Problem description: From the first entry to the last, repeat the listing exactly.

Data for processing:
--- START ---

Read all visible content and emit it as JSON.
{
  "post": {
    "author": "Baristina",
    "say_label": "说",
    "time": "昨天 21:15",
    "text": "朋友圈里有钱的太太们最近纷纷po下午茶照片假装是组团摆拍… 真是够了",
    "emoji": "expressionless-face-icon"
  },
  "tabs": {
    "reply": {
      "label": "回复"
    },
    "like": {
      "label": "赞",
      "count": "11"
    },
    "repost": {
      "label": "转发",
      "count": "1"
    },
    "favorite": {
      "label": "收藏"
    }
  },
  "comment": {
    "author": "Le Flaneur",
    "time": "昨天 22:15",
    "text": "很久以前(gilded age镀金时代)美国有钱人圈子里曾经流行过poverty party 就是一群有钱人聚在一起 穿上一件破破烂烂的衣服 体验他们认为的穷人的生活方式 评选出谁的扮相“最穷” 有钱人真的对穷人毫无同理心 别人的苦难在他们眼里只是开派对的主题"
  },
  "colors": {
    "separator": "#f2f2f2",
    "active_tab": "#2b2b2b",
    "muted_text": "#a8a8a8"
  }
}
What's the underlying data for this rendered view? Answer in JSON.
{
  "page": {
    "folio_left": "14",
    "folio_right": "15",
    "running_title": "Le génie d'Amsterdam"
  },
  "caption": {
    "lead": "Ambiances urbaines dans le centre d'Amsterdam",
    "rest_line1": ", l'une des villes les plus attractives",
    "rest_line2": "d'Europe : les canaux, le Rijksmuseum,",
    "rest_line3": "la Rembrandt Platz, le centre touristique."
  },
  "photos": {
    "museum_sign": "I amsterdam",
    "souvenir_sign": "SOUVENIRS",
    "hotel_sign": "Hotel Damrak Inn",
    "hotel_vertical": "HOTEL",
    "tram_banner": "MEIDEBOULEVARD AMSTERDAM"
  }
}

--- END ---

Answer to this problem:
Read all visible content and emit it as JSON.
{
  "post": {
    "author": "Baristina",
    "say_label": "说",
    "time": "昨天 21:15",
    "text": "朋友圈里有钱的太太们最近纷纷po下午茶照片假装是组团摆拍… 真是够了",
    "emoji": "expressionless-face-icon"
  },
  "tabs": {
    "reply": {
      "label": "回复"
    },
    "like": {
      "label": "赞",
      "count": "11"
    },
    "repost": {
      "label": "转发",
      "count": "1"
    },
    "favorite": {
      "label": "收藏"
    }
  },
  "comment": {
    "author": "Le Flaneur",
    "time": "昨天 22:15",
    "text": "很久以前(gilded age镀金时代)美国有钱人圈子里曾经流行过poverty party 就是一群有钱人聚在一起 穿上一件破破烂烂的衣服 体验他们认为的穷人的生活方式 评选出谁的扮相“最穷” 有钱人真的对穷人毫无同理心 别人的苦难在他们眼里只是开派对的主题"
  },
  "colors": {
    "separator": "#f2f2f2",
    "active_tab": "#2b2b2b",
    "muted_text": "#a8a8a8"
  }
}
What's the underlying data for this rendered view? Answer in JSON.
{
  "page": {
    "folio_left": "14",
    "folio_right": "15",
    "running_title": "Le génie d'Amsterdam"
  },
  "caption": {
    "lead": "Ambiances urbaines dans le centre d'Amsterdam",
    "rest_line1": ", l'une des villes les plus attractives",
    "rest_line2": "d'Europe : les canaux, le Rijksmuseum,",
    "rest_line3": "la Rembrandt Platz, le centre touristique."
  },
  "photos": {
    "museum_sign": "I amsterdam",
    "souvenir_sign": "SOUVENIRS",
    "hotel_sign": "Hotel Damrak Inn",
    "hotel_vertical": "HOTEL",
    "tram_banner": "MEIDEBOULEVARD AMSTERDAM"
  }
}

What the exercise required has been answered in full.